● YOUR OBJECTIVE:
Please repeat the records exactly, keeping the pictures out.

BEGIN DATA FOR PROCESSING

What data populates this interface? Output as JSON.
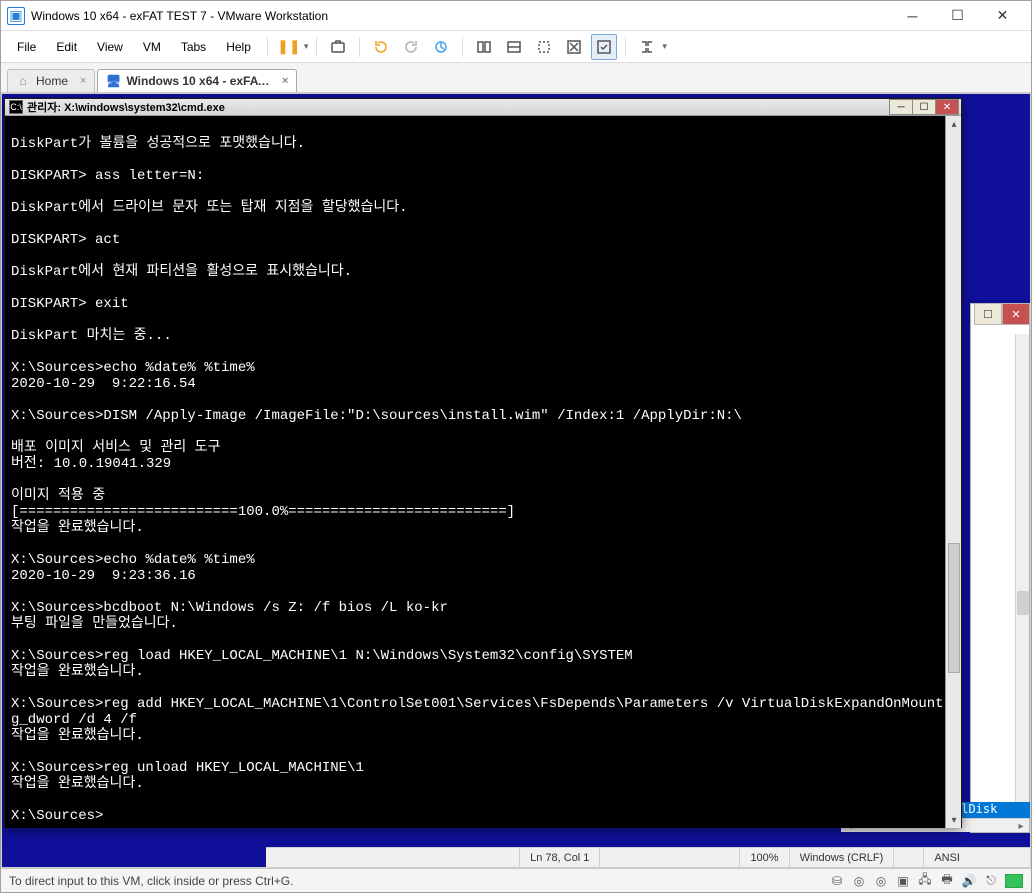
{
  "vmware": {
    "title": "Windows 10 x64 - exFAT TEST 7 - VMware Workstation",
    "menus": [
      "File",
      "Edit",
      "View",
      "VM",
      "Tabs",
      "Help"
    ],
    "tabs": [
      {
        "label": "Home",
        "icon": "home-icon",
        "active": false
      },
      {
        "label": "Windows 10 x64 - exFAT T...",
        "icon": "monitor-icon",
        "active": true
      }
    ],
    "hint": "To direct input to this VM, click inside or press Ctrl+G."
  },
  "notepad_status": {
    "position": "Ln 78, Col 1",
    "zoom": "100%",
    "eol": "Windows (CRLF)",
    "encoding": "ANSI"
  },
  "notepad_remnant": {
    "selected_text": "alDisk",
    "slashes": "//////"
  },
  "cmd": {
    "title": "관리자: X:\\windows\\system32\\cmd.exe",
    "lines": [
      "",
      "DiskPart가 볼륨을 성공적으로 포맷했습니다.",
      "",
      "DISKPART> ass letter=N:",
      "",
      "DiskPart에서 드라이브 문자 또는 탑재 지점을 할당했습니다.",
      "",
      "DISKPART> act",
      "",
      "DiskPart에서 현재 파티션을 활성으로 표시했습니다.",
      "",
      "DISKPART> exit",
      "",
      "DiskPart 마치는 중...",
      "",
      "X:\\Sources>echo %date% %time%",
      "2020-10-29  9:22:16.54",
      "",
      "X:\\Sources>DISM /Apply-Image /ImageFile:\"D:\\sources\\install.wim\" /Index:1 /ApplyDir:N:\\",
      "",
      "배포 이미지 서비스 및 관리 도구",
      "버전: 10.0.19041.329",
      "",
      "이미지 적용 중",
      "[==========================100.0%==========================]",
      "작업을 완료했습니다.",
      "",
      "X:\\Sources>echo %date% %time%",
      "2020-10-29  9:23:36.16",
      "",
      "X:\\Sources>bcdboot N:\\Windows /s Z: /f bios /L ko-kr",
      "부팅 파일을 만들었습니다.",
      "",
      "X:\\Sources>reg load HKEY_LOCAL_MACHINE\\1 N:\\Windows\\System32\\config\\SYSTEM",
      "작업을 완료했습니다.",
      "",
      "X:\\Sources>reg add HKEY_LOCAL_MACHINE\\1\\ControlSet001\\Services\\FsDepends\\Parameters /v VirtualDiskExpandOnMount /t re",
      "g_dword /d 4 /f",
      "작업을 완료했습니다.",
      "",
      "X:\\Sources>reg unload HKEY_LOCAL_MACHINE\\1",
      "작업을 완료했습니다.",
      "",
      "X:\\Sources>"
    ]
  }
}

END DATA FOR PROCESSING

● SOLUTION TO THE PROBLEM:
What data populates this interface? Output as JSON.
{
  "vmware": {
    "title": "Windows 10 x64 - exFAT TEST 7 - VMware Workstation",
    "menus": [
      "File",
      "Edit",
      "View",
      "VM",
      "Tabs",
      "Help"
    ],
    "tabs": [
      {
        "label": "Home",
        "icon": "home-icon",
        "active": false
      },
      {
        "label": "Windows 10 x64 - exFAT T...",
        "icon": "monitor-icon",
        "active": true
      }
    ],
    "hint": "To direct input to this VM, click inside or press Ctrl+G."
  },
  "notepad_status": {
    "position": "Ln 78, Col 1",
    "zoom": "100%",
    "eol": "Windows (CRLF)",
    "encoding": "ANSI"
  },
  "notepad_remnant": {
    "selected_text": "alDisk",
    "slashes": "//////"
  },
  "cmd": {
    "title": "관리자: X:\\windows\\system32\\cmd.exe",
    "lines": [
      "",
      "DiskPart가 볼륨을 성공적으로 포맷했습니다.",
      "",
      "DISKPART> ass letter=N:",
      "",
      "DiskPart에서 드라이브 문자 또는 탑재 지점을 할당했습니다.",
      "",
      "DISKPART> act",
      "",
      "DiskPart에서 현재 파티션을 활성으로 표시했습니다.",
      "",
      "DISKPART> exit",
      "",
      "DiskPart 마치는 중...",
      "",
      "X:\\Sources>echo %date% %time%",
      "2020-10-29  9:22:16.54",
      "",
      "X:\\Sources>DISM /Apply-Image /ImageFile:\"D:\\sources\\install.wim\" /Index:1 /ApplyDir:N:\\",
      "",
      "배포 이미지 서비스 및 관리 도구",
      "버전: 10.0.19041.329",
      "",
      "이미지 적용 중",
      "[==========================100.0%==========================]",
      "작업을 완료했습니다.",
      "",
      "X:\\Sources>echo %date% %time%",
      "2020-10-29  9:23:36.16",
      "",
      "X:\\Sources>bcdboot N:\\Windows /s Z: /f bios /L ko-kr",
      "부팅 파일을 만들었습니다.",
      "",
      "X:\\Sources>reg load HKEY_LOCAL_MACHINE\\1 N:\\Windows\\System32\\config\\SYSTEM",
      "작업을 완료했습니다.",
      "",
      "X:\\Sources>reg add HKEY_LOCAL_MACHINE\\1\\ControlSet001\\Services\\FsDepends\\Parameters /v VirtualDiskExpandOnMount /t re",
      "g_dword /d 4 /f",
      "작업을 완료했습니다.",
      "",
      "X:\\Sources>reg unload HKEY_LOCAL_MACHINE\\1",
      "작업을 완료했습니다.",
      "",
      "X:\\Sources>"
    ]
  }
}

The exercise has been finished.